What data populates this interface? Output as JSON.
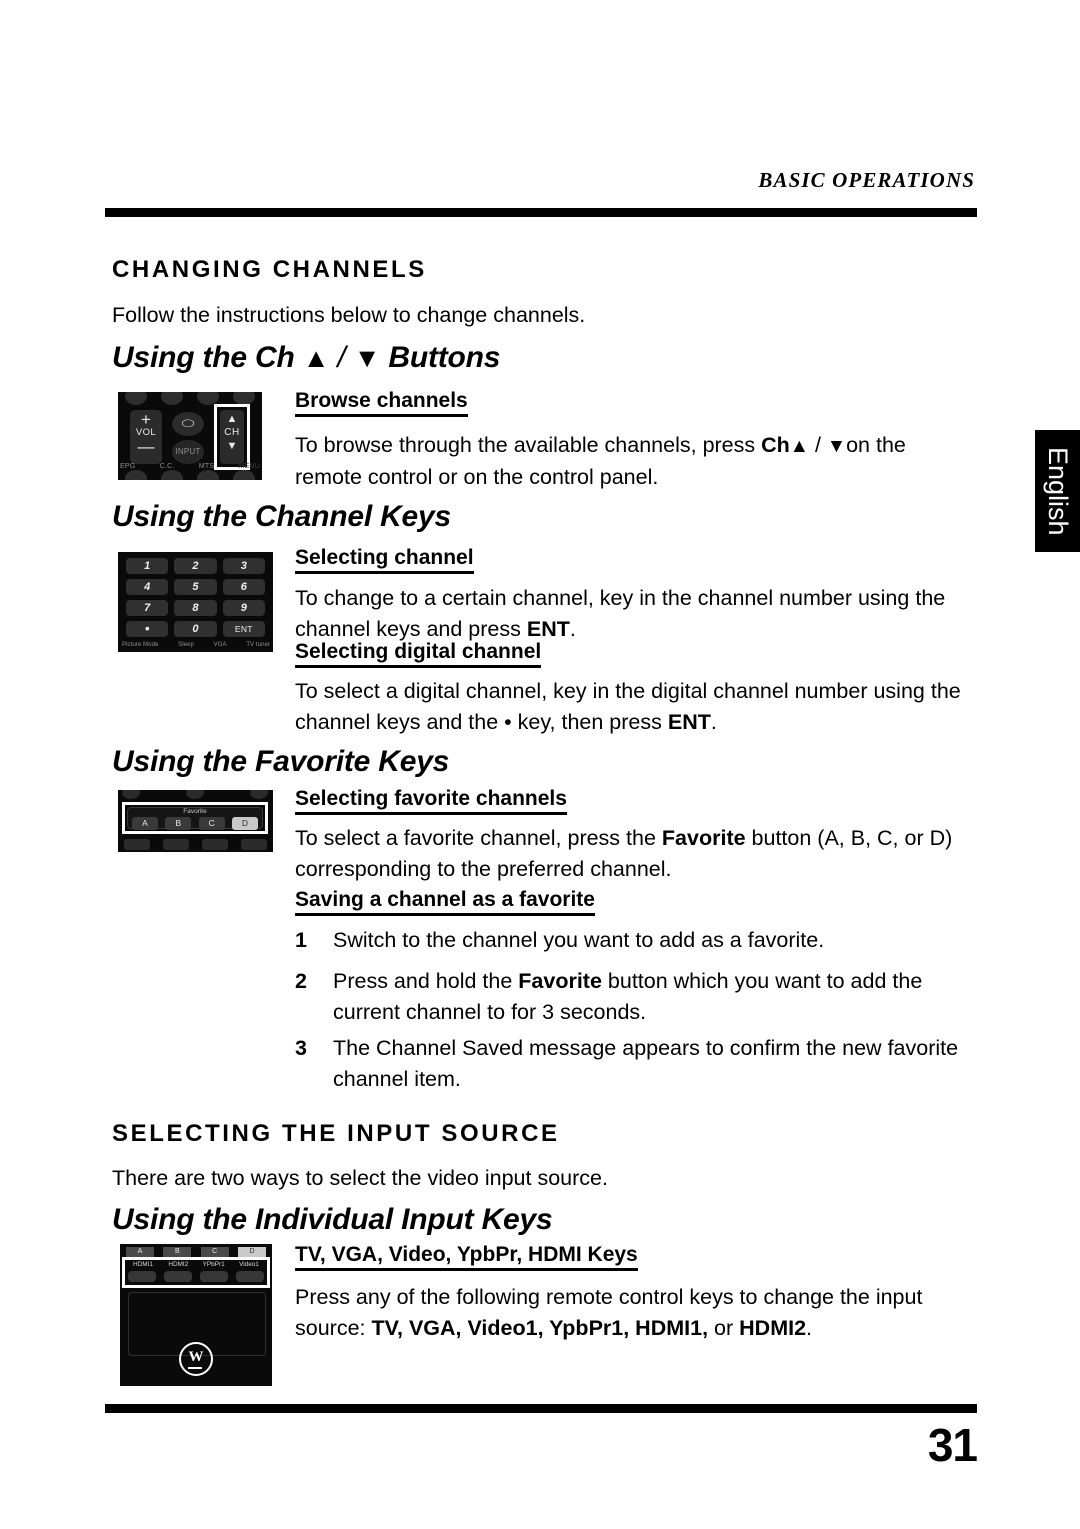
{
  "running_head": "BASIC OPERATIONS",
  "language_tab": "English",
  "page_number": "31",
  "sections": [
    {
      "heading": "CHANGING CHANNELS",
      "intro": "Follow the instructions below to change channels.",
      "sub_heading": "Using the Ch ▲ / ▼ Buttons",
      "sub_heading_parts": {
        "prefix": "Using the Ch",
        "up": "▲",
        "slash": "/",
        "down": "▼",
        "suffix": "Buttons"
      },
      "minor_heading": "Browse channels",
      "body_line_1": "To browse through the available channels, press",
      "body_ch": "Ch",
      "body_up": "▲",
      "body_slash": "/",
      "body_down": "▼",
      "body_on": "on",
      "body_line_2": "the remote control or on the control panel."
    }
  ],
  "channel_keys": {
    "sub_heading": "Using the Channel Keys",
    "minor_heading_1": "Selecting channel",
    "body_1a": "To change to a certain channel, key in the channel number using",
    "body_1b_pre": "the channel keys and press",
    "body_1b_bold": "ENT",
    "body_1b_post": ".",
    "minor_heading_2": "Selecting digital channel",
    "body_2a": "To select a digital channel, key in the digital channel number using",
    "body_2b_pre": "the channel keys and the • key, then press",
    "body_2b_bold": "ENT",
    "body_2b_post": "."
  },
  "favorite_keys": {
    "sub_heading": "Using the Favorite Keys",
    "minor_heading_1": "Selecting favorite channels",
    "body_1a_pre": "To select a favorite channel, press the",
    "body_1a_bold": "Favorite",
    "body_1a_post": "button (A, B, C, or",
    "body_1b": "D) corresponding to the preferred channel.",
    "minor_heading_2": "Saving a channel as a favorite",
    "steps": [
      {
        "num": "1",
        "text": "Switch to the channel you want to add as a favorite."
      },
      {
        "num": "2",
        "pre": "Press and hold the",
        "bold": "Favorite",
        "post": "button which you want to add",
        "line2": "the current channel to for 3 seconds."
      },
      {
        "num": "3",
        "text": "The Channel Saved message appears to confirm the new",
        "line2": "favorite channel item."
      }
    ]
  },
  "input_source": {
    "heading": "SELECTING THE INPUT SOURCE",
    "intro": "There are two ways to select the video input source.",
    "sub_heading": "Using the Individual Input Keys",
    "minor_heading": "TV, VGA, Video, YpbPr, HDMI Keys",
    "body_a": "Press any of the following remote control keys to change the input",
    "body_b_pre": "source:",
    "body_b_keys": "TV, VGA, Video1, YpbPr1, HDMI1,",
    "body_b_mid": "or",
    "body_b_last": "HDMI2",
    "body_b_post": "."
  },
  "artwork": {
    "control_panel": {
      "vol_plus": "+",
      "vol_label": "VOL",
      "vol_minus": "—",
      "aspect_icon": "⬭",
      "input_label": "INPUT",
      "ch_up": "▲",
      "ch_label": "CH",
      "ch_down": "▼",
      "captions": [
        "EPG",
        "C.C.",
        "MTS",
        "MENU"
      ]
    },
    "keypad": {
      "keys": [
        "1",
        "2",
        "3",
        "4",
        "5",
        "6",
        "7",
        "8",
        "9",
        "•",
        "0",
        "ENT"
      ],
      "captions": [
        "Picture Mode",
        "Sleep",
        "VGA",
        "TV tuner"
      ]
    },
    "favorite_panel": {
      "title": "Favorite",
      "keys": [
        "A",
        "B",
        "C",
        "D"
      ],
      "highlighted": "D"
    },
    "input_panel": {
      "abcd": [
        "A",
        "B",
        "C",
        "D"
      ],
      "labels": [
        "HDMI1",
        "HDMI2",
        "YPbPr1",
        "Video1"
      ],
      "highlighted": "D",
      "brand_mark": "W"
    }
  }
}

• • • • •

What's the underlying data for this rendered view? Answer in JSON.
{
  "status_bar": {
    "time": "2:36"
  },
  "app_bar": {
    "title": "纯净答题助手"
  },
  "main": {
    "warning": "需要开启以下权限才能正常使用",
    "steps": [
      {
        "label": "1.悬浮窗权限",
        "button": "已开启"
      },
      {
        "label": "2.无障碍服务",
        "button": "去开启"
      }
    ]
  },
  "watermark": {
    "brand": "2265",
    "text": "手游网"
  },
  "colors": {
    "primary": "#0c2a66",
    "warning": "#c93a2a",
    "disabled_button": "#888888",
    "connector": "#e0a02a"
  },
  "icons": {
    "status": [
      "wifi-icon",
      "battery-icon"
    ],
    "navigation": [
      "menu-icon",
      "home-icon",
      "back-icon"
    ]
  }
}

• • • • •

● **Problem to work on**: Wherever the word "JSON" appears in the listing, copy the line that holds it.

● **Result of the exercise**:
What data populates this interface? Output as JSON.
What's the underlying data for this rendered view? Answer in JSON.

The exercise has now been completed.